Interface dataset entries
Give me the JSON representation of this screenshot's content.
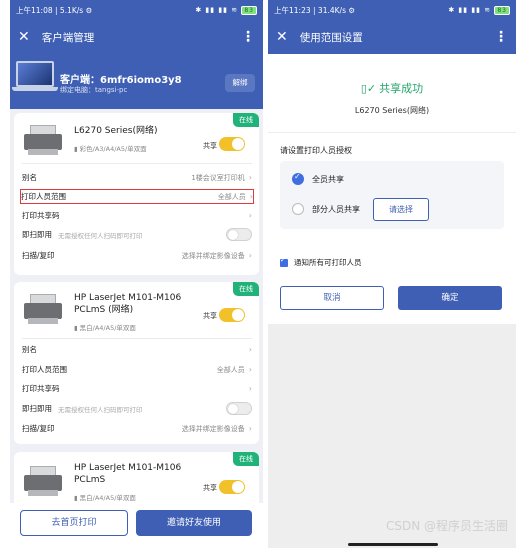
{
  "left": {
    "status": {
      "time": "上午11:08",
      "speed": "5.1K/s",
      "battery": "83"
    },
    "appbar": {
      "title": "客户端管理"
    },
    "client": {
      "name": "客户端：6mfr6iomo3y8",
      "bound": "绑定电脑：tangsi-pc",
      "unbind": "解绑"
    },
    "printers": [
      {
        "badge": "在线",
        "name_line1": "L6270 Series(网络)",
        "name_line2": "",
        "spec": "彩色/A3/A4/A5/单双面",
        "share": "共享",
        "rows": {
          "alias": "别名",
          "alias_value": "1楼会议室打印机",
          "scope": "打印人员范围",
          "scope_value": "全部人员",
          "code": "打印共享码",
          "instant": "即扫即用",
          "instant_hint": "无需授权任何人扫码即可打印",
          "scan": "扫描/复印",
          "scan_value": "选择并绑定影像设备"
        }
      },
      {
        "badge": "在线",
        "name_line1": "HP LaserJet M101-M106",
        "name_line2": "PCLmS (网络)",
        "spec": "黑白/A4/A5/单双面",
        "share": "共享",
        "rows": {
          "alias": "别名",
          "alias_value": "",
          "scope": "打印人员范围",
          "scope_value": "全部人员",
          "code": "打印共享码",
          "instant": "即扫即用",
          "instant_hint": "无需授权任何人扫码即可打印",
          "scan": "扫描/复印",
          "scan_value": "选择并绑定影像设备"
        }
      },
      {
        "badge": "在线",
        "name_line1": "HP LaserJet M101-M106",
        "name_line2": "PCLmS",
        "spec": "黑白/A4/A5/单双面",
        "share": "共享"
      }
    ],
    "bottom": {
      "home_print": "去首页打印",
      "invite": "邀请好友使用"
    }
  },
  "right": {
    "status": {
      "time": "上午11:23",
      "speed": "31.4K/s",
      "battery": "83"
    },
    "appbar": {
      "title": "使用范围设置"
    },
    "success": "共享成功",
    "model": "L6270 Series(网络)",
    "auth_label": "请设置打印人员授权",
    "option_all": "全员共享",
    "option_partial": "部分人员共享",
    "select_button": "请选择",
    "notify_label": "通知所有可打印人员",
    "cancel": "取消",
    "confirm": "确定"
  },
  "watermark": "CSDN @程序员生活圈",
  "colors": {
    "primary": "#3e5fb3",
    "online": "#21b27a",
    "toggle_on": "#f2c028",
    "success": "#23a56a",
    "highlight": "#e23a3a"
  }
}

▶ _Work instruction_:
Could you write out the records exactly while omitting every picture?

▶ _Exercise solution_:
Give me the JSON representation of this screenshot's content.
{
  "left": {
    "status": {
      "time": "上午11:08",
      "speed": "5.1K/s",
      "battery": "83"
    },
    "appbar": {
      "title": "客户端管理"
    },
    "client": {
      "name": "客户端：6mfr6iomo3y8",
      "bound": "绑定电脑：tangsi-pc",
      "unbind": "解绑"
    },
    "printers": [
      {
        "badge": "在线",
        "name_line1": "L6270 Series(网络)",
        "name_line2": "",
        "spec": "彩色/A3/A4/A5/单双面",
        "share": "共享",
        "rows": {
          "alias": "别名",
          "alias_value": "1楼会议室打印机",
          "scope": "打印人员范围",
          "scope_value": "全部人员",
          "code": "打印共享码",
          "instant": "即扫即用",
          "instant_hint": "无需授权任何人扫码即可打印",
          "scan": "扫描/复印",
          "scan_value": "选择并绑定影像设备"
        }
      },
      {
        "badge": "在线",
        "name_line1": "HP LaserJet M101-M106",
        "name_line2": "PCLmS (网络)",
        "spec": "黑白/A4/A5/单双面",
        "share": "共享",
        "rows": {
          "alias": "别名",
          "alias_value": "",
          "scope": "打印人员范围",
          "scope_value": "全部人员",
          "code": "打印共享码",
          "instant": "即扫即用",
          "instant_hint": "无需授权任何人扫码即可打印",
          "scan": "扫描/复印",
          "scan_value": "选择并绑定影像设备"
        }
      },
      {
        "badge": "在线",
        "name_line1": "HP LaserJet M101-M106",
        "name_line2": "PCLmS",
        "spec": "黑白/A4/A5/单双面",
        "share": "共享"
      }
    ],
    "bottom": {
      "home_print": "去首页打印",
      "invite": "邀请好友使用"
    }
  },
  "right": {
    "status": {
      "time": "上午11:23",
      "speed": "31.4K/s",
      "battery": "83"
    },
    "appbar": {
      "title": "使用范围设置"
    },
    "success": "共享成功",
    "model": "L6270 Series(网络)",
    "auth_label": "请设置打印人员授权",
    "option_all": "全员共享",
    "option_partial": "部分人员共享",
    "select_button": "请选择",
    "notify_label": "通知所有可打印人员",
    "cancel": "取消",
    "confirm": "确定"
  },
  "watermark": "CSDN @程序员生活圈",
  "colors": {
    "primary": "#3e5fb3",
    "online": "#21b27a",
    "toggle_on": "#f2c028",
    "success": "#23a56a",
    "highlight": "#e23a3a"
  }
}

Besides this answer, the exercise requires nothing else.